[Data about app and page elements]
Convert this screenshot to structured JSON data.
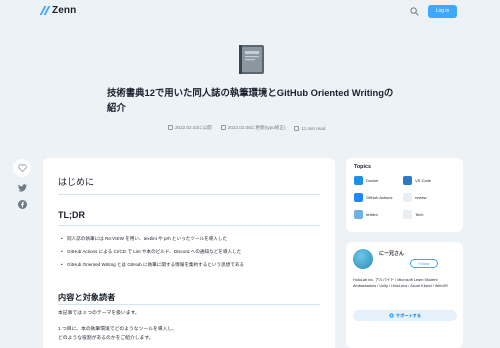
{
  "header": {
    "logo_text": "Zenn",
    "login_label": "Log in"
  },
  "article": {
    "title": "技術書典12で用いた同人誌の執筆環境とGitHub Oriented Writingの紹介",
    "published": "2022.02.03に公開",
    "updated": "2022.02.05に更新(typo修正)",
    "read_time": "11 min read",
    "toc_heading": "はじめに",
    "h_tldr": "TL;DR",
    "bullets": [
      "同人誌の執筆には Re:VIEW を用い、textlint や prh といったツールを導入した",
      "GitHub Actions による CI/CD で Lint や本のビルド、Discord への通知などを導入した",
      "GitHub Oriented Writing とは GitHub に執筆に関する情報を集約するという思想である"
    ],
    "h_scope": "内容と対象読者",
    "para1": "本記事では 2 つのテーマを扱います。",
    "para2": "1 つ目に、本の執筆環境でどのようなツールを導入し、",
    "para3": "どのような役割があるのかをご紹介します。"
  },
  "topics": {
    "title": "Topics",
    "items": [
      {
        "label": "Docker",
        "color": "#1d91e6",
        "icon": "docker-icon"
      },
      {
        "label": "VS Code",
        "color": "#2a7ac6",
        "icon": "vscode-icon"
      },
      {
        "label": "GitHub Actions",
        "color": "#2088ff",
        "icon": "github-actions-icon"
      },
      {
        "label": "review",
        "color": "#e9eef3",
        "icon": "review-icon"
      },
      {
        "label": "textlint",
        "color": "#6fb1e0",
        "icon": "textlint-icon"
      },
      {
        "label": "Tech",
        "color": "#e9eef3",
        "icon": "tech-icon"
      }
    ]
  },
  "author": {
    "name": "にー兄さん",
    "follow_label": "Follow",
    "bio": "HoloLab inc. アルバイト / Microsoft Learn Student Ambassadors / Unity / HoloLens / Azure Kinect / WebXR",
    "support_label": "サポートする"
  },
  "colors": {
    "accent": "#3ea8ff",
    "background": "#edf2f7"
  }
}
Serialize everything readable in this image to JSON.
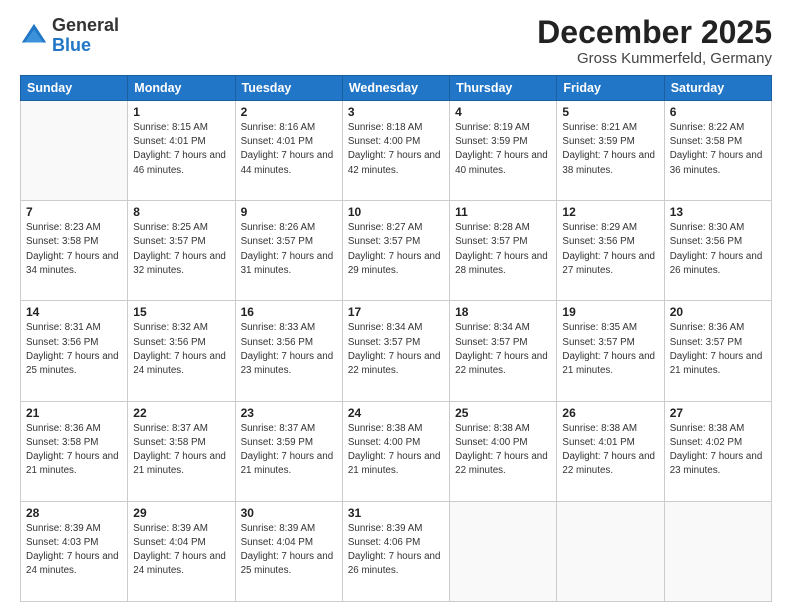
{
  "logo": {
    "general": "General",
    "blue": "Blue"
  },
  "header": {
    "month": "December 2025",
    "location": "Gross Kummerfeld, Germany"
  },
  "days_of_week": [
    "Sunday",
    "Monday",
    "Tuesday",
    "Wednesday",
    "Thursday",
    "Friday",
    "Saturday"
  ],
  "weeks": [
    [
      {
        "day": "",
        "sunrise": "",
        "sunset": "",
        "daylight": ""
      },
      {
        "day": "1",
        "sunrise": "Sunrise: 8:15 AM",
        "sunset": "Sunset: 4:01 PM",
        "daylight": "Daylight: 7 hours and 46 minutes."
      },
      {
        "day": "2",
        "sunrise": "Sunrise: 8:16 AM",
        "sunset": "Sunset: 4:01 PM",
        "daylight": "Daylight: 7 hours and 44 minutes."
      },
      {
        "day": "3",
        "sunrise": "Sunrise: 8:18 AM",
        "sunset": "Sunset: 4:00 PM",
        "daylight": "Daylight: 7 hours and 42 minutes."
      },
      {
        "day": "4",
        "sunrise": "Sunrise: 8:19 AM",
        "sunset": "Sunset: 3:59 PM",
        "daylight": "Daylight: 7 hours and 40 minutes."
      },
      {
        "day": "5",
        "sunrise": "Sunrise: 8:21 AM",
        "sunset": "Sunset: 3:59 PM",
        "daylight": "Daylight: 7 hours and 38 minutes."
      },
      {
        "day": "6",
        "sunrise": "Sunrise: 8:22 AM",
        "sunset": "Sunset: 3:58 PM",
        "daylight": "Daylight: 7 hours and 36 minutes."
      }
    ],
    [
      {
        "day": "7",
        "sunrise": "Sunrise: 8:23 AM",
        "sunset": "Sunset: 3:58 PM",
        "daylight": "Daylight: 7 hours and 34 minutes."
      },
      {
        "day": "8",
        "sunrise": "Sunrise: 8:25 AM",
        "sunset": "Sunset: 3:57 PM",
        "daylight": "Daylight: 7 hours and 32 minutes."
      },
      {
        "day": "9",
        "sunrise": "Sunrise: 8:26 AM",
        "sunset": "Sunset: 3:57 PM",
        "daylight": "Daylight: 7 hours and 31 minutes."
      },
      {
        "day": "10",
        "sunrise": "Sunrise: 8:27 AM",
        "sunset": "Sunset: 3:57 PM",
        "daylight": "Daylight: 7 hours and 29 minutes."
      },
      {
        "day": "11",
        "sunrise": "Sunrise: 8:28 AM",
        "sunset": "Sunset: 3:57 PM",
        "daylight": "Daylight: 7 hours and 28 minutes."
      },
      {
        "day": "12",
        "sunrise": "Sunrise: 8:29 AM",
        "sunset": "Sunset: 3:56 PM",
        "daylight": "Daylight: 7 hours and 27 minutes."
      },
      {
        "day": "13",
        "sunrise": "Sunrise: 8:30 AM",
        "sunset": "Sunset: 3:56 PM",
        "daylight": "Daylight: 7 hours and 26 minutes."
      }
    ],
    [
      {
        "day": "14",
        "sunrise": "Sunrise: 8:31 AM",
        "sunset": "Sunset: 3:56 PM",
        "daylight": "Daylight: 7 hours and 25 minutes."
      },
      {
        "day": "15",
        "sunrise": "Sunrise: 8:32 AM",
        "sunset": "Sunset: 3:56 PM",
        "daylight": "Daylight: 7 hours and 24 minutes."
      },
      {
        "day": "16",
        "sunrise": "Sunrise: 8:33 AM",
        "sunset": "Sunset: 3:56 PM",
        "daylight": "Daylight: 7 hours and 23 minutes."
      },
      {
        "day": "17",
        "sunrise": "Sunrise: 8:34 AM",
        "sunset": "Sunset: 3:57 PM",
        "daylight": "Daylight: 7 hours and 22 minutes."
      },
      {
        "day": "18",
        "sunrise": "Sunrise: 8:34 AM",
        "sunset": "Sunset: 3:57 PM",
        "daylight": "Daylight: 7 hours and 22 minutes."
      },
      {
        "day": "19",
        "sunrise": "Sunrise: 8:35 AM",
        "sunset": "Sunset: 3:57 PM",
        "daylight": "Daylight: 7 hours and 21 minutes."
      },
      {
        "day": "20",
        "sunrise": "Sunrise: 8:36 AM",
        "sunset": "Sunset: 3:57 PM",
        "daylight": "Daylight: 7 hours and 21 minutes."
      }
    ],
    [
      {
        "day": "21",
        "sunrise": "Sunrise: 8:36 AM",
        "sunset": "Sunset: 3:58 PM",
        "daylight": "Daylight: 7 hours and 21 minutes."
      },
      {
        "day": "22",
        "sunrise": "Sunrise: 8:37 AM",
        "sunset": "Sunset: 3:58 PM",
        "daylight": "Daylight: 7 hours and 21 minutes."
      },
      {
        "day": "23",
        "sunrise": "Sunrise: 8:37 AM",
        "sunset": "Sunset: 3:59 PM",
        "daylight": "Daylight: 7 hours and 21 minutes."
      },
      {
        "day": "24",
        "sunrise": "Sunrise: 8:38 AM",
        "sunset": "Sunset: 4:00 PM",
        "daylight": "Daylight: 7 hours and 21 minutes."
      },
      {
        "day": "25",
        "sunrise": "Sunrise: 8:38 AM",
        "sunset": "Sunset: 4:00 PM",
        "daylight": "Daylight: 7 hours and 22 minutes."
      },
      {
        "day": "26",
        "sunrise": "Sunrise: 8:38 AM",
        "sunset": "Sunset: 4:01 PM",
        "daylight": "Daylight: 7 hours and 22 minutes."
      },
      {
        "day": "27",
        "sunrise": "Sunrise: 8:38 AM",
        "sunset": "Sunset: 4:02 PM",
        "daylight": "Daylight: 7 hours and 23 minutes."
      }
    ],
    [
      {
        "day": "28",
        "sunrise": "Sunrise: 8:39 AM",
        "sunset": "Sunset: 4:03 PM",
        "daylight": "Daylight: 7 hours and 24 minutes."
      },
      {
        "day": "29",
        "sunrise": "Sunrise: 8:39 AM",
        "sunset": "Sunset: 4:04 PM",
        "daylight": "Daylight: 7 hours and 24 minutes."
      },
      {
        "day": "30",
        "sunrise": "Sunrise: 8:39 AM",
        "sunset": "Sunset: 4:04 PM",
        "daylight": "Daylight: 7 hours and 25 minutes."
      },
      {
        "day": "31",
        "sunrise": "Sunrise: 8:39 AM",
        "sunset": "Sunset: 4:06 PM",
        "daylight": "Daylight: 7 hours and 26 minutes."
      },
      {
        "day": "",
        "sunrise": "",
        "sunset": "",
        "daylight": ""
      },
      {
        "day": "",
        "sunrise": "",
        "sunset": "",
        "daylight": ""
      },
      {
        "day": "",
        "sunrise": "",
        "sunset": "",
        "daylight": ""
      }
    ]
  ]
}
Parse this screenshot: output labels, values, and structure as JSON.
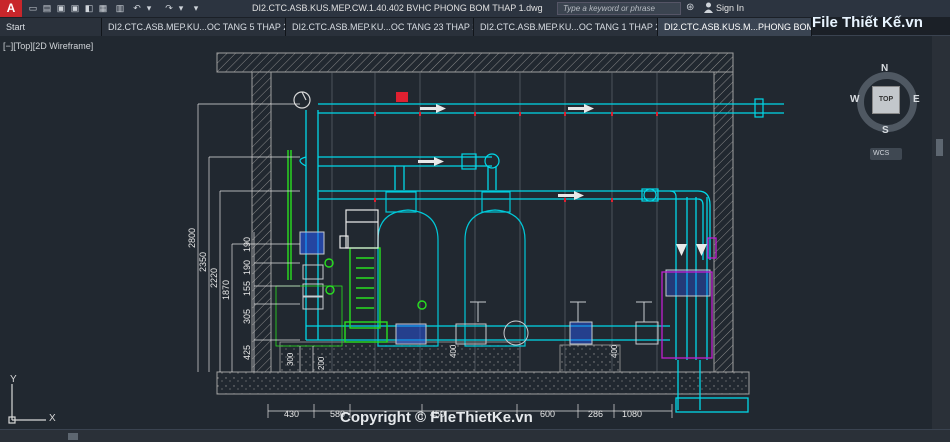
{
  "app": {
    "logo_letter": "A"
  },
  "titlebar": {
    "document_title": "DI2.CTC.ASB.KUS.MEP.CW.1.40.402 BVHC PHONG BOM THAP 1.dwg",
    "search_placeholder": "Type a keyword or phrase",
    "sign_in": "Sign In"
  },
  "tabs": [
    {
      "label": "Start"
    },
    {
      "label": "DI2.CTC.ASB.MEP.KU...OC TANG 5 THAP 2*"
    },
    {
      "label": "DI2.CTC.ASB.MEP.KU...OC TANG 23 THAP 2*"
    },
    {
      "label": "DI2.CTC.ASB.MEP.KU...OC TANG 1 THAP 2*"
    },
    {
      "label": "DI2.CTC.ASB.KUS.M...PHONG BOM THAP"
    }
  ],
  "viewport": {
    "label": "[−][Top][2D Wireframe]"
  },
  "viewcube": {
    "north": "N",
    "south": "S",
    "east": "E",
    "west": "W",
    "face": "TOP",
    "wcs": "WCS"
  },
  "ucs": {
    "x": "X",
    "y": "Y"
  },
  "dimensions": {
    "v2800": "2800",
    "v2350": "2350",
    "v2220": "2220",
    "v1870": "1870",
    "v190a": "190",
    "v190b": "190",
    "v155": "155",
    "v305": "305",
    "v425": "425",
    "v300": "300",
    "v200": "200",
    "v400a": "400",
    "v400b": "400",
    "h430": "430",
    "h580": "580",
    "h450": "450",
    "h600": "600",
    "h286": "286",
    "h1080": "1080"
  },
  "watermark": {
    "logo": "File Thiết Kế.vn",
    "copyright": "Copyright © FileThietKe.vn"
  },
  "colors": {
    "background": "#212830",
    "cyan": "#00d8e8",
    "green": "#28e020",
    "hatch": "#9a9a9a",
    "blue": "#2a5cff",
    "magenta": "#c020d0",
    "red_valve": "#e02030"
  }
}
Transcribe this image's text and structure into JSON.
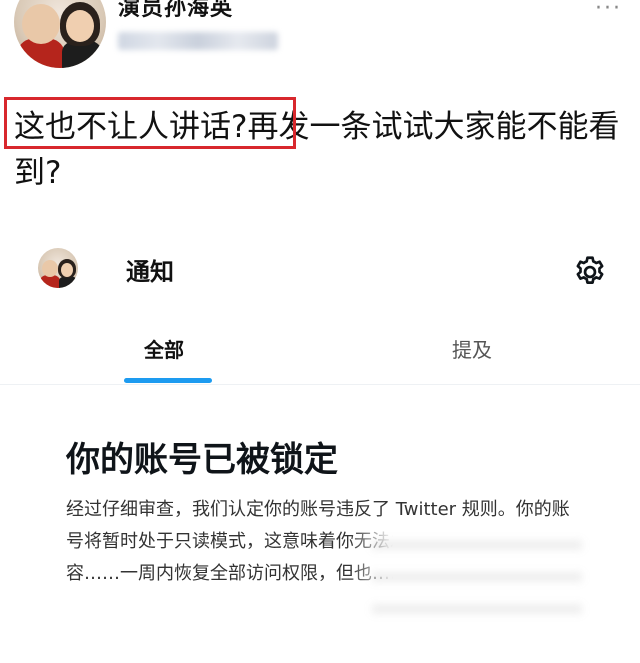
{
  "tweet": {
    "author_name": "演员孙海英",
    "more_label": "···",
    "highlighted_text": "这也不让人讲话?",
    "rest_text": "再发一条试试大家能不能看到?"
  },
  "notifications": {
    "title": "通知",
    "settings_icon": "gear-icon",
    "tabs": [
      {
        "label": "全部",
        "active": true
      },
      {
        "label": "提及",
        "active": false
      }
    ]
  },
  "lock_notice": {
    "heading": "你的账号已被锁定",
    "body": "经过仔细审查，我们认定你的账号违反了 Twitter 规则。你的账号将暂时处于只读模式，这意味着你无法发推、转推或喜欢内容……一周内恢复全部访问权限，但也……间。"
  },
  "colors": {
    "accent": "#1d9bf0",
    "highlight_border": "#d8282d"
  }
}
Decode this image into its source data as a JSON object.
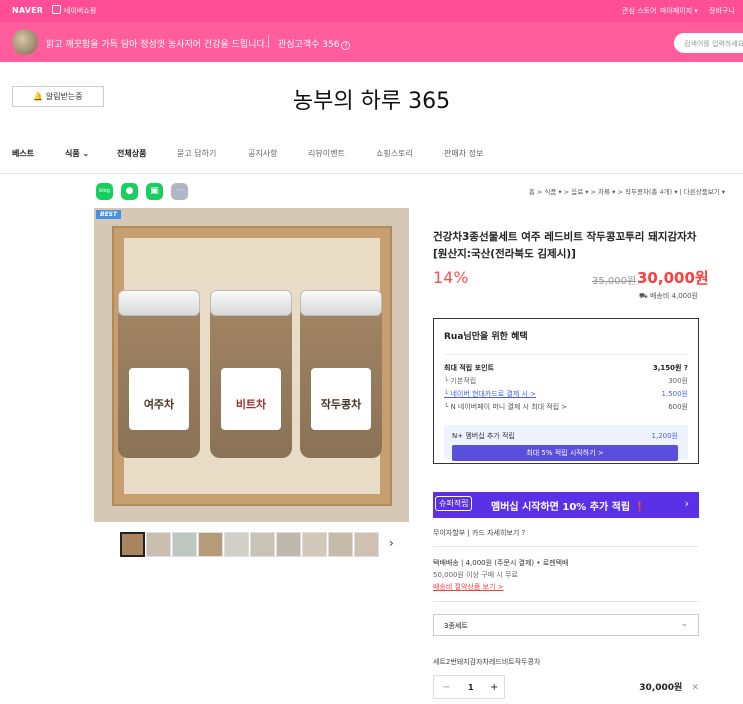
{
  "topbar": {
    "logo": "NAVER",
    "shop": "네이버쇼핑",
    "links": [
      "관심 스토어",
      "마이페이지 ▾",
      "장바구니"
    ]
  },
  "banner": {
    "desc": "맑고 깨끗함을 가득 담아 정성껏 농사지어 건강을 드립니다.",
    "fans_label": "관심고객수 356",
    "q": "?",
    "search_placeholder": "검색어를 입력하세요"
  },
  "notify": "🔔 알림받는중",
  "store_name": "농부의 하루 365",
  "nav": [
    "베스트",
    "식품 ⌄",
    "전체상품",
    "묻고 답하기",
    "공지사항",
    "리뷰이벤트",
    "쇼핑스토리",
    "판매자 정보"
  ],
  "share": [
    {
      "name": "blog",
      "color": "#19ce60",
      "glyph": "blog"
    },
    {
      "name": "talk",
      "color": "#19ce60",
      "glyph": "●"
    },
    {
      "name": "band",
      "color": "#19ce60",
      "glyph": "▣"
    },
    {
      "name": "more",
      "color": "#b0b6c8",
      "glyph": "···"
    }
  ],
  "breadcrumb": "홈 > 식품 ▾ > 음료 ▾ > 차류 ▾ > 작두콩차(총 4개) ▾ | 다른상품보기 ▾",
  "photo": {
    "badge": "BEST",
    "jars": [
      "여주차",
      "비트차",
      "작두콩차"
    ]
  },
  "thumb_next": "›",
  "product": {
    "title": "건강차3종선물세트 여주 레드비트 작두콩꼬투리 돼지감자차 [원산지:국산(전라북도 김제시)]",
    "discount": "14%",
    "original": "35,000원",
    "price": "30,000원",
    "shipping": "배송비 4,000원"
  },
  "benefit": {
    "title": "Rua님만을 위한 혜택",
    "rows": [
      {
        "label": "최대 적립 포인트",
        "value": "3,150원 ?"
      },
      {
        "label": "└ 기본적립",
        "value": "300원"
      },
      {
        "label": "└ 네이버 현대카드로 결제 시 >",
        "value": "1,500원"
      },
      {
        "label": "└ N 네이버페이 머니 결제 시 최대 적립 >",
        "value": "600원"
      }
    ],
    "member_label": "N+ 멤버십 추가 적립",
    "member_value": "1,200원",
    "member_btn": "최대 5% 적립 시작하기 >"
  },
  "ad": {
    "tag": "슈퍼적립",
    "text": "멤버십 시작하면 10% 추가 적립 ❗",
    "arrow": "›"
  },
  "installment": "무이자할부 | 카드 자세히보기 ?",
  "shipping_info": {
    "line1": "택배배송 | 4,000원 (주문시 결제) • 로젠택배",
    "line2": "50,000원 이상 구매 시 무료",
    "line3": "배송비 절약상품 보기 >"
  },
  "option": {
    "select": "3종세트",
    "select_arrow": "⌄",
    "name": "세트2번돼지감자차레드비트작두콩차",
    "qty": "1",
    "minus": "−",
    "plus": "+",
    "price": "30,000원",
    "remove": "✕"
  },
  "colors": {
    "brand": "#ff4e95",
    "accent": "#ff3d3d",
    "member": "#5a4fdc"
  }
}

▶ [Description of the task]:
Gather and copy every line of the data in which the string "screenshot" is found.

▶ [Solution below]:
Convert this screenshot to structured JSON data.
Parse this screenshot: output labels, values, and structure as JSON.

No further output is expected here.